Editor's Note: The following is a guest post from Shaun Donovan, former U.S. secretary of the Department of Housing and Urban Development and Office of Management and Budget Director under President Obama.
In the midst of the COVID-19 pandemic, New Yorkers have faced another deadly threat this summer — extreme heat. More Americans die every year from extreme heat than all other natural disasters combined.
And while inequality exists in nearly every crevice of our city, it has been exacerbated during the hottest days of the year because extreme heat disproportionately impacts the same communities that have been most affected by the pandemic: low-income, people of color, and the elderly. Underserved communities are less likely to have air conditioning or afford high utility bills. Furthermore, low-income neighborhoods often have higher surface temperatures due to a lack of shade and trees and proximity to heat-attracting sites like highways and factories.
While Black New Yorkers represented less than 25% of the city's population between 2000 and 2012, they accounted for almost half of all heat-related deaths. And now with many workplaces and day cares closed, as well as libraries, schools, community centers, and pools, New Yorkers are left with fewer options to cool off.
Compounding the problem, many of our city's neighborhoods are plagued with complex environmental and climate challenges.
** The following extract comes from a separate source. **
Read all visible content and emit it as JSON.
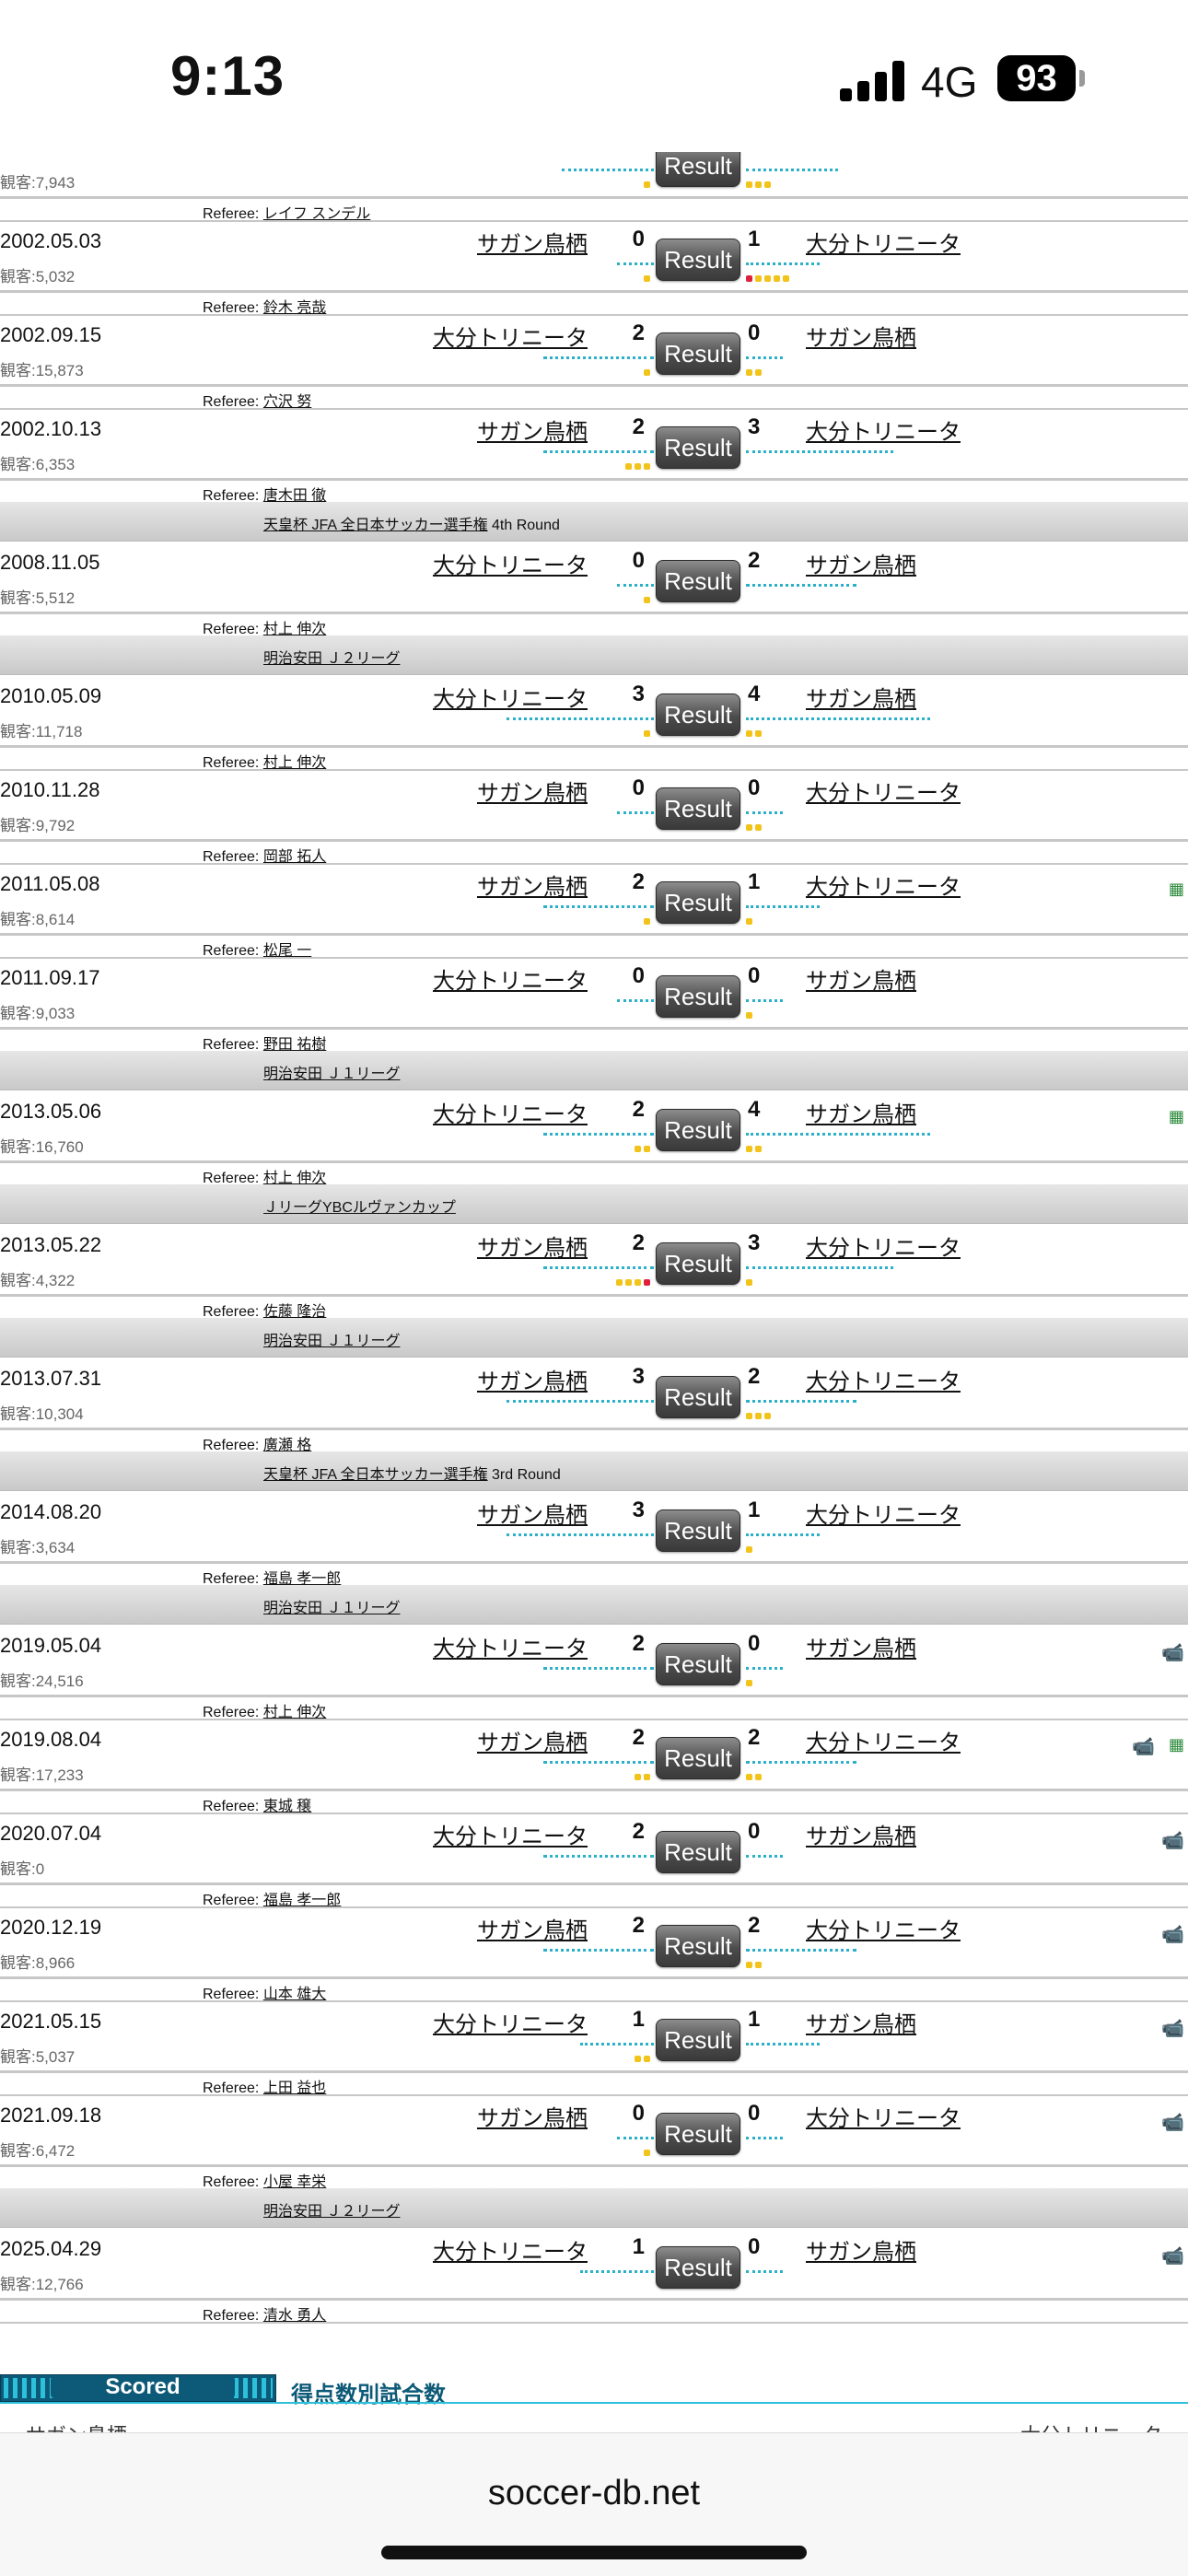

For example the Gowanus neighborhood in Brooklyn suffers from the urban heat island effect, poor air quality, and Superfund site toxicity. According to the city's Heat Vulnerability Index, which measures heat-related ailments or deaths in neighborhoods across the boroughs, other areas with increasingly hot temperatures include Central Harlem, Mott Haven, Jamaica, and Brownsville.
Under-resourced communities are also more likely to live near highly-polluting "peaker" power plants, which work on overdrive during periods of extreme heat. Long-term exposure to air pollution from these plants exacerbates health disparities among local residents and has been linked with increased risk of death from COVID-19.
Climate change makes these issues worse. Average temperatures have risen worldwide, and the past five years have been the hottest on record. In New York City, temperatures are expected to increase up to 6 degrees Fahrenheit (F) by 2050, which could result in up to five times as many heat-related deaths.
It is time to reimagine a greener and more sustainable city that mitigates extreme heat. Unfortunately, the city’s current plan, which offers free air conditioning units to up to 74,000 low-income seniors and subsidizes summer utility bills, only scratches the surface. This temporary solution does not get to the root of the problem or do enough to help the over 730,000 New Yorkers without AC in their homes. Without visionary steps the urban heat island effect will continue to plague some of the poorest parts of our city.
One of the lessons I learned as the chair of President Obama's Hurricane Sandy Rebuilding Task Force is that we have to think and plan ahead for an unpredictable tomorrow — with local community input at the helm. In the Obama Administration, I started a competition called Rebuild by Design, where world-class designers and scientists worked closely with residents to understand the risks they face and help them reimagine the community they aspire to live in.
For example, one of the winning proposals — the Staten Island Living Breakwaters project — aims to protect waterfront communities from flooding by working hand-in-hand with residents. With their input, the structures will not only reduce dangerous storm surge, but also provide habitat to the Raritan Bay's rich ecosystem of marine life and fishermen, and serve as a hub for local educational programs to teach the next generation of ecological stewards about protecting Staten Island's fragile coastline.
Right now, New Yorkers need more collaborative smart solutions that reduce overall air temperatures citywide and confront environmental health disparities that have historically been predicated on racial and economic lines. Doing so will require a greater investment in green infrastructure, such as parks, street trees, and green roofs, which absorb less heat than buildings or pavement and cool the city through evaporative processes.
Green infrastructure also addresses the root cause of extreme heat — climate change — by reducing carbon from the atmosphere and contributing to the city's goal of reducing greenhouse gas emissions by 80% by 2050. These much needed investments will collectively save New Yorkers thousands, if not millions, of dollars in the long run.
We can further reduce local temperatures by covering dark surfaces, like roads and roofs, with light-colored materials that absorb less heat. In Los Angeles, officials have painted streets white as part of a larger effort to cool down the city. This initiative has reduced roadway temperatures by up to 15 degrees and kept the indoors of nearby buildings cooler. We can adopt a similar initiative and expand New York City's current CoolRoofs program, which coats building rooftops with light-colored and reflective materials.
We cannot afford to wait for the next public health crisis or natural disaster to hit. The city must focus these efforts in underserved neighborhoods now to mitigate heat disparities across the five boroughs and work to correct a historic lack of investment in communities of color.
As the planet continues to warm, sweltering summers will keep plaguing New Yorkers. However, we cannot accept heat-related mortality as the new normal or allow citywide disparities to mean that the elderly and poor communities of color bear the brunt of this crisis.
It's about time the city takes action with forward-thinking and sustainable solutions, because no New Yorker should die of extreme heat.